- WORK REQUIRED
When a line in the records contains the string "Colombia", copy that line.

※ ※ ※

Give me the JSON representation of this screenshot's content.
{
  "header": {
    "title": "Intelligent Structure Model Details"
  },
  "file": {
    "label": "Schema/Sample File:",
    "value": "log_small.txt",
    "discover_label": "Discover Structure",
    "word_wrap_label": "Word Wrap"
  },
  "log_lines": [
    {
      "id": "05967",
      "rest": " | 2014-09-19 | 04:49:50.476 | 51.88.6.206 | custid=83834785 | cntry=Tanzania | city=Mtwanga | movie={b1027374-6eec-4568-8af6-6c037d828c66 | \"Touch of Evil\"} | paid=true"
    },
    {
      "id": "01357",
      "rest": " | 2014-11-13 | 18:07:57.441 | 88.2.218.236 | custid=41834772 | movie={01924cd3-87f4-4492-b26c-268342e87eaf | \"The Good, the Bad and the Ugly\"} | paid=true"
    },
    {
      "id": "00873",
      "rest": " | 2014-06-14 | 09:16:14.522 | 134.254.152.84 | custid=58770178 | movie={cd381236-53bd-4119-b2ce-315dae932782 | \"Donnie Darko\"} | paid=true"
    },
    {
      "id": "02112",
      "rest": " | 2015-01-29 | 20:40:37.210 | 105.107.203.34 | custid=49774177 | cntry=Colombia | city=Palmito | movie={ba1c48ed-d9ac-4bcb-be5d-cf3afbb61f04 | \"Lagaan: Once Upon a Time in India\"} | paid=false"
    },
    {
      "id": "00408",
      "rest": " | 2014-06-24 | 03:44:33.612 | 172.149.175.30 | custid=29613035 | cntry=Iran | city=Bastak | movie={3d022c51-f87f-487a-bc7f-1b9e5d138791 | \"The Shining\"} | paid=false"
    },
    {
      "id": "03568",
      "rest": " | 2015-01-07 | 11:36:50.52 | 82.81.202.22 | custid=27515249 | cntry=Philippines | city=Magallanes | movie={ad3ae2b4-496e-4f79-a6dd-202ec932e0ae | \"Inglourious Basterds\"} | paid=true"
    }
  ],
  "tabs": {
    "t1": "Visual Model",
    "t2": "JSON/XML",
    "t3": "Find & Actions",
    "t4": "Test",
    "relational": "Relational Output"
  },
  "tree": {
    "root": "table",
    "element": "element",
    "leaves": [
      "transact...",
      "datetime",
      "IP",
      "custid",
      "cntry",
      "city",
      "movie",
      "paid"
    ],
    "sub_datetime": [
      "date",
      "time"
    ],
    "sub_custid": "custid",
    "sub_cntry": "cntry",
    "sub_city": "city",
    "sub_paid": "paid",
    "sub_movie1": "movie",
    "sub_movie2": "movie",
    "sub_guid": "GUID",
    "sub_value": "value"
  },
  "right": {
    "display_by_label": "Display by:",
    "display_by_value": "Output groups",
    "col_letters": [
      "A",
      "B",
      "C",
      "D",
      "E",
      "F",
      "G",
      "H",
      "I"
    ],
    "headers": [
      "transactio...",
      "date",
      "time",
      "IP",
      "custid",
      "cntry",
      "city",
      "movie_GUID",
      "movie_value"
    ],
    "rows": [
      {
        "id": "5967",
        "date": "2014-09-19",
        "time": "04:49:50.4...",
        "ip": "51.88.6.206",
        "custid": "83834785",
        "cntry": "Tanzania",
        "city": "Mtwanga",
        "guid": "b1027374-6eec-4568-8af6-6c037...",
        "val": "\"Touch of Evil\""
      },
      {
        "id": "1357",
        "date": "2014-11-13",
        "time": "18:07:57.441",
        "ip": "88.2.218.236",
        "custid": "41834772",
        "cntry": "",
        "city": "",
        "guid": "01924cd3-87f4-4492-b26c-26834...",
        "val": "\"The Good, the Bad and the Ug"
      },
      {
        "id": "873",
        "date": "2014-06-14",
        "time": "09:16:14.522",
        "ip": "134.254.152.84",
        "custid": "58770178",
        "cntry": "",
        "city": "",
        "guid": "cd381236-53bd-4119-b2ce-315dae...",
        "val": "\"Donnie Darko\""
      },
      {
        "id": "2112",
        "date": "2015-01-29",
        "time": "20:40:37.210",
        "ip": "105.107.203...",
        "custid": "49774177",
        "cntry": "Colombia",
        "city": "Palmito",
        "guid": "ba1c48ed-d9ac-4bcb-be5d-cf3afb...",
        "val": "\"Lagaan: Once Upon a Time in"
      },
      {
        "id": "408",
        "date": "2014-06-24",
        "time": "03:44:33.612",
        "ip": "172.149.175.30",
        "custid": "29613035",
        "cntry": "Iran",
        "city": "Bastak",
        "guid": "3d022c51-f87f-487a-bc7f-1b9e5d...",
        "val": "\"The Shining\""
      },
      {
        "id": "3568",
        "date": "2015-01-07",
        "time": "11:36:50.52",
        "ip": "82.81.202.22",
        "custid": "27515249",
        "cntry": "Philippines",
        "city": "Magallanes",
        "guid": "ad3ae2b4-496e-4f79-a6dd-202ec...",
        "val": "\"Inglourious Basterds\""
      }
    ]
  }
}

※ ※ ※

- FINISHED TASK
      "rest": " | 2015-01-29 | 20:40:37.210 | 105.107.203.34 | custid=49774177 | cntry=Colombia | city=Palmito | movie={ba1c48ed-d9ac-4bcb-be5d-cf3afbb61f04 | \"Lagaan: Once Upon a Time in India\"} | paid=false"
        "cntry": "Colombia",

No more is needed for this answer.